The results of two new surveys released Tuesday reveal some of America’s views on both the future of higher education as well as its role in producing desirable outcomes, particularly career-ready graduates. Under Northeastern University’s sponsorship, FTI Consulting surveyed 263 hiring managers in July as well as 1,000 adult Americans in August. Here are some of their findings:
- Americans continue to see the value in higher education, but are concerned that the system does not adequately prepare graduates for their careers. Respondents ranked “level of education” as the most important factor in determining a job candidate’s success; yet, 62 percent said colleges currently do only a fair to poor job of preparing graduates for the workforce. That said, 79 percent believe their own college education prepared them well.
- Americans are conflicted about who has the greatest responsibility to train recent graduates for the workplace: employers (36 percent), colleges/universities (29 percent) or the graduates themselves (35 percent). When Americans were asked why U.S. companies are struggling to find good job candidates, the most common response was that companies are not investing enough in training new hires. However, 87 percent of Americans assert that higher education must change in order to maintain an internationally competitive workforce.
- Americans and business leaders value “soft” skills, like problem-solving and communication, over “hard” industry-specific skills. Most Americans (65 percent) and business leaders (73 percent) believe that, for people on the job market, “being well-rounded with a range of abilities is more important than having industry experience because job-specific skills can be learned at work.”
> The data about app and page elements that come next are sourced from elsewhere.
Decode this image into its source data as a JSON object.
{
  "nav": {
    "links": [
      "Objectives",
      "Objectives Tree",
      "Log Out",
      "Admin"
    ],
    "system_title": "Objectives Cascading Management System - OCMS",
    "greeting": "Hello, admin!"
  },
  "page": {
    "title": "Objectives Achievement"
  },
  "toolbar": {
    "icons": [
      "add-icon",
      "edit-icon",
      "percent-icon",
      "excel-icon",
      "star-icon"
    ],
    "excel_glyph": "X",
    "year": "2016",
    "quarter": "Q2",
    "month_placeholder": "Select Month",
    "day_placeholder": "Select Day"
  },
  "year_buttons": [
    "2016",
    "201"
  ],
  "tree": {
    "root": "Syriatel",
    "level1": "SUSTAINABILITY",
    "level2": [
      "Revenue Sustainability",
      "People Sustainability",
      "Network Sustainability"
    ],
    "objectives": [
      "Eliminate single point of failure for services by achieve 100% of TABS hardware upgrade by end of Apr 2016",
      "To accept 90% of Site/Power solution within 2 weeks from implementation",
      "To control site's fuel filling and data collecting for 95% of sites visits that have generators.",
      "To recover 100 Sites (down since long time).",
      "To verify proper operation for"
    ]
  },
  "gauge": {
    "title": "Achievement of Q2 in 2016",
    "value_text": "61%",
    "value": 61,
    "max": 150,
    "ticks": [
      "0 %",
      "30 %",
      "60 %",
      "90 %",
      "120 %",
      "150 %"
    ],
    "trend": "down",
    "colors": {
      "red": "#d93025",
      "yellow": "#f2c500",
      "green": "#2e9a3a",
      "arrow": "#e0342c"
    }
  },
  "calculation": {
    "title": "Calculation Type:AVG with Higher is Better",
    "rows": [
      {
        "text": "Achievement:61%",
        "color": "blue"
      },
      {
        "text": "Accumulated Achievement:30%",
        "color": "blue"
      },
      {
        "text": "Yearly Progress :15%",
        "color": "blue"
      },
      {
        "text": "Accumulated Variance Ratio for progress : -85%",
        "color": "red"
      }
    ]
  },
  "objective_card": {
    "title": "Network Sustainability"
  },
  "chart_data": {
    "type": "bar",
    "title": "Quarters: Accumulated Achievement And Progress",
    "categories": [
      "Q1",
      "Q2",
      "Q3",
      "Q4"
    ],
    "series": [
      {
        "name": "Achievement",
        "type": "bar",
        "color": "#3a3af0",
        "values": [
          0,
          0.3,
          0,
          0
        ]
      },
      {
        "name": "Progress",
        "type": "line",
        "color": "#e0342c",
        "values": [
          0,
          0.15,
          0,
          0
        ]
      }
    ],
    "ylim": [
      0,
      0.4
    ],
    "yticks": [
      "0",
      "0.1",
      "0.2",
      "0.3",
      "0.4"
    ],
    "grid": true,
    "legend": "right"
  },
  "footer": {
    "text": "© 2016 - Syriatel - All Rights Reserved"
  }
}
- Americans and business leaders agree that experiential learning is highly valuable to students’ careers. Nearly all Americans (89 percent) and business leaders (74 percent) believe that students are more successful in their careers if they have work experience from a field-related internship or job. Both groups agree the most important step the U.S. can take to better prepare colleges students is to broaden the professional work programs available to them.
- Although most Americans (67 percent) think colleges should adopt new technologies and interactive teaching methods, they have doubts about MOOCs and online degrees. Less than 30 percent of Americans and business leaders believe MOOCs are of the same quality as in-person courses, and only 37 percent of Americans would consider completing a postsecondary degree solely online. However, about half of all respondents believe MOOCs will transform education in the US and that online degrees will be equally accepted by employers within 5 to 7 years.
My take-away from all this, to summarize, is: Americans and business leaders believe that people on the job market need a college education, some professional work experience, and a well-rounded skill-set and in order to succeed. However, they also believe that colleges, businesses, and the government must play a role in helping students garner those qualifications.